Similar to Iowa’s other quarterbacks, Labas’ highs were sobered by poor execution. After overthrowing a wide-open receiver for a would-be touchdown, Labas sailed two passes out of the end zone and was intercepted in one of the final plays of practice. 

However, Labas still sees confidence in the quarterback room

“[McNamara and Hill] are new, I’ve only had one start, and haven’t played in Kinnick,” Labas said. “You know, confidence might be like, ‘What do you mean?’ But, you know, we really are confident about what we do, and we’re clicking together with the playbook and clicking together as a unit.” 

In his post-practice press conference, Iowa head coach Kirk Ferentz said “It’s not a debate” that McNamara will be the starter come Week 1, but added that, as of Saturday, Hill would be the  No. 2.

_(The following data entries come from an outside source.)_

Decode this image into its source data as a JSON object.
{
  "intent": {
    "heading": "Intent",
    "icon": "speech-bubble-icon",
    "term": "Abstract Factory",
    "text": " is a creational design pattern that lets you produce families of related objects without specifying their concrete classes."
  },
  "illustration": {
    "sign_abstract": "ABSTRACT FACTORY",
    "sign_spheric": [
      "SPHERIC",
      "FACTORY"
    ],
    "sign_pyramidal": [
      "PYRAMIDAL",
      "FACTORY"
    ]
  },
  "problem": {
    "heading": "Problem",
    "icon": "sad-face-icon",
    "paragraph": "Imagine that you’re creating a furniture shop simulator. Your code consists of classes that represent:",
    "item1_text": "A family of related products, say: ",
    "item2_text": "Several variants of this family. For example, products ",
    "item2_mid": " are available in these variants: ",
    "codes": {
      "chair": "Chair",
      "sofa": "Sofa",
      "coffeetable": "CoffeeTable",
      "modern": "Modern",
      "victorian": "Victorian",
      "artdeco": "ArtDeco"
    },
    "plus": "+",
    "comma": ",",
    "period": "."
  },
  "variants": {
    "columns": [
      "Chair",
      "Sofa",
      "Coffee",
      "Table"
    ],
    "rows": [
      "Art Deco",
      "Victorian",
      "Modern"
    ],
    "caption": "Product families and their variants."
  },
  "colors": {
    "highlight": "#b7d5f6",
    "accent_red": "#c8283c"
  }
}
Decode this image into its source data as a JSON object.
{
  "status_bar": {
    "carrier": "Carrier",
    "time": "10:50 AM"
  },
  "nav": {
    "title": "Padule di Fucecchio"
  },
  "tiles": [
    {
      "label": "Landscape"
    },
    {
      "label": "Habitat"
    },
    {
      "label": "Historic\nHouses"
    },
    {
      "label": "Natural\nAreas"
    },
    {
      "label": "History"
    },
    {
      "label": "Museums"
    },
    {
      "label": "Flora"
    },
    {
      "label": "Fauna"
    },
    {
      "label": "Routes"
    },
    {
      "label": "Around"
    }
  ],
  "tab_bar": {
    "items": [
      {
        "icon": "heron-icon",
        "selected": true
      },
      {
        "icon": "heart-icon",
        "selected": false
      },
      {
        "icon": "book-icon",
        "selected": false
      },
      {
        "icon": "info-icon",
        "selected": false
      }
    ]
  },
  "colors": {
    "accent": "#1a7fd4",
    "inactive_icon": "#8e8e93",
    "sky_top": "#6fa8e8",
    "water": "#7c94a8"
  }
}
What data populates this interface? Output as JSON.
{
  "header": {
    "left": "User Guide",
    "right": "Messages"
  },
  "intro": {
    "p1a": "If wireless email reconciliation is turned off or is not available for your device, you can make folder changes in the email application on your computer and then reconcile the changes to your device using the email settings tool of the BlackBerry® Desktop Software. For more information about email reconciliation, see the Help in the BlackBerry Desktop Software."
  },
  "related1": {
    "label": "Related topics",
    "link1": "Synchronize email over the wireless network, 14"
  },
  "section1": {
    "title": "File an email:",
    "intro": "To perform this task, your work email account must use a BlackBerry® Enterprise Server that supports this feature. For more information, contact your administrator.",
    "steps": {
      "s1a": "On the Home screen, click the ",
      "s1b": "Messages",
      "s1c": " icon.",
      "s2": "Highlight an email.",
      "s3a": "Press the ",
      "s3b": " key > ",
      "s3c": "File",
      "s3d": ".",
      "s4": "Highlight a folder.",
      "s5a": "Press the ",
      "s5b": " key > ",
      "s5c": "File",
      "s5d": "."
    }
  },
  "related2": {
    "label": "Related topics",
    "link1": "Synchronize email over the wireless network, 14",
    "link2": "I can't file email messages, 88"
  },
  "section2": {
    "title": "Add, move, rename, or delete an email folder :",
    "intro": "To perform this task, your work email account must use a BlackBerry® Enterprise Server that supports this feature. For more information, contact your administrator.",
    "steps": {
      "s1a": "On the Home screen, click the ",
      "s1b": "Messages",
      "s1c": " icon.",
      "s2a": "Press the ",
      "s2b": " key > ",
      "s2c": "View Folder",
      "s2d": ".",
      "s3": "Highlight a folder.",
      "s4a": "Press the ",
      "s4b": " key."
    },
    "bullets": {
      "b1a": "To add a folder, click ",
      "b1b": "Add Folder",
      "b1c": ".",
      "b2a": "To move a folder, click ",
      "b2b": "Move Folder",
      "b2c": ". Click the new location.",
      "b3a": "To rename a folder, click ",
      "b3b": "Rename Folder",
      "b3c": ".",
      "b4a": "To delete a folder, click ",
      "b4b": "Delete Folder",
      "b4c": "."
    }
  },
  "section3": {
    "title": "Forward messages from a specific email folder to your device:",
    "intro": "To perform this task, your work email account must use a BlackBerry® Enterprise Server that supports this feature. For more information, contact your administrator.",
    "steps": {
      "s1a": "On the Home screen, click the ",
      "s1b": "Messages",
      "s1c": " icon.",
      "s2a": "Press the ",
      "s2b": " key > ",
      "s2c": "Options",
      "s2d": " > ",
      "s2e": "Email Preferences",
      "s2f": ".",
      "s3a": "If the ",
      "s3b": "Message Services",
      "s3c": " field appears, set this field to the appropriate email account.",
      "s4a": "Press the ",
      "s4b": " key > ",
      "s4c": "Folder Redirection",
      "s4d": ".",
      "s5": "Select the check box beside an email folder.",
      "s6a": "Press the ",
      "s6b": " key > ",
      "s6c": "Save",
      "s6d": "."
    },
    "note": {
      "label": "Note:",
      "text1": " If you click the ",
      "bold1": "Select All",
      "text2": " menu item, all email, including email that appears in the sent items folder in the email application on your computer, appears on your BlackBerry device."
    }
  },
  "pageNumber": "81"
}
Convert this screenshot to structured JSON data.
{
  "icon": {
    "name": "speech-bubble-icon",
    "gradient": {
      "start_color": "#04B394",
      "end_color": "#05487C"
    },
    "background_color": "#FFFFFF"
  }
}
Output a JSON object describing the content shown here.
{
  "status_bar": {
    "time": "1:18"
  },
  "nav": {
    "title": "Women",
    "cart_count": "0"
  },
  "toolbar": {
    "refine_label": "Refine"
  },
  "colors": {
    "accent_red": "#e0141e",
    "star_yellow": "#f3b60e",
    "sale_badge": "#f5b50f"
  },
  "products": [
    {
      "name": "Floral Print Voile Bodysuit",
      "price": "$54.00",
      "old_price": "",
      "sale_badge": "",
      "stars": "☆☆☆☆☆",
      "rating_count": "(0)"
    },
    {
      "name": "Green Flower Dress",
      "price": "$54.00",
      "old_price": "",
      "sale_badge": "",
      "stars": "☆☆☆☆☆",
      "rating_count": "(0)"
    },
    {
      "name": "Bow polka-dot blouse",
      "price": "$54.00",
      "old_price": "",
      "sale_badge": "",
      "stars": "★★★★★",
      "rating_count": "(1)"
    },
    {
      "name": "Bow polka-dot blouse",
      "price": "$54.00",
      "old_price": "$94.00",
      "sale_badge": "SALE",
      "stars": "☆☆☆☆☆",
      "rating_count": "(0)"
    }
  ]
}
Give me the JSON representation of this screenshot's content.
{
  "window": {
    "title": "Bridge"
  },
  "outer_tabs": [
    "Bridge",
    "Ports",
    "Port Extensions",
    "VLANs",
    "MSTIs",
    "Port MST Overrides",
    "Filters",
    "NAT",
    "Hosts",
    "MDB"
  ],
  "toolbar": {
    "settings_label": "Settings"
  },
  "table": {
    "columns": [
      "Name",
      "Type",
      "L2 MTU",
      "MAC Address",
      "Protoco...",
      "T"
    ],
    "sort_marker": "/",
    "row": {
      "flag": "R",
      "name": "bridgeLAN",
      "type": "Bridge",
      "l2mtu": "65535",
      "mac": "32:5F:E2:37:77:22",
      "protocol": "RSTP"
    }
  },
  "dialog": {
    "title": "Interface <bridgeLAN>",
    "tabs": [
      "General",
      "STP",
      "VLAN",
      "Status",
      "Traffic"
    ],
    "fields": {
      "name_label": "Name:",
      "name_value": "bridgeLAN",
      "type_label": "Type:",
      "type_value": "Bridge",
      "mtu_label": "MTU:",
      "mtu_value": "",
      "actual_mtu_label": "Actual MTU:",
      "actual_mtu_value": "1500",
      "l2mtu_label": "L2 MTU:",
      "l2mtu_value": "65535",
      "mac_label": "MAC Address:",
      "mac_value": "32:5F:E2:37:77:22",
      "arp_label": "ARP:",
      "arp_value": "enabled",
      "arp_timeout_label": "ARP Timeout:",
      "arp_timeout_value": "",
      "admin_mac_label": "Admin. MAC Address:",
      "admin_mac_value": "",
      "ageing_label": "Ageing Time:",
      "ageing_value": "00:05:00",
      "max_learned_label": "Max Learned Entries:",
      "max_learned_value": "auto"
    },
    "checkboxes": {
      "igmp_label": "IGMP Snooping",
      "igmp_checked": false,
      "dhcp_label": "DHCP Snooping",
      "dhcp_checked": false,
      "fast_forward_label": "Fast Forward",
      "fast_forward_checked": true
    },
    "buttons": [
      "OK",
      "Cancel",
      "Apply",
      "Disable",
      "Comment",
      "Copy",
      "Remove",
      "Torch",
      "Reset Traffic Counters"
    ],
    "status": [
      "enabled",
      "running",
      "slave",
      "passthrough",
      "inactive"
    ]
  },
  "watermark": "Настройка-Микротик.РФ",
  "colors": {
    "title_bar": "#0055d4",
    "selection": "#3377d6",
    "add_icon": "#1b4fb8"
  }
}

Even with all the hype around McNamara, fans shouldn’t see him as a savior to the offense just yet. He’s still clearly limited and, outside of the TE group, doesn’t exactly have a world-class group of pass-catchers around him. He’s clearly the No. 1, but he’s not close to his peak. 

As for Hill and Labas, those two are neck-and-neck for the backup job but still prone to mistakes. Hill’s larger frame at 6-foot-3 and 230 pounds makes him an intriguing look, but he never saw the field with the Badgers. 

But please, don’t overreact; it’s only April anyway. There were still trash cans on the field. 

Injury report 

Iowa had multiple offensive linemen who didn’t participate in practice, including Michael Myslinski, Connor Colby, Mason Richman, and Daijon Parker.

On the other side of the ball, defensive linemen Logan Lee, Yahya Black, and Noah Shannon were on the sidelines. 

Besides holding on kicks, receiver Nico Ragaini also did not play. Fellow wideouts Seth Anderson and Jacob Bostick also sat out. 

Kicking turnaround 

After a rather horrendous performance in last spring’s open practice, the Hawkeye kickers flipped the script in windy on-field conditions. 

Placekickers Aaron Blom and Drew Stevens went a combined 8-for-8 on field goal attempts, including multiple past 40 yards.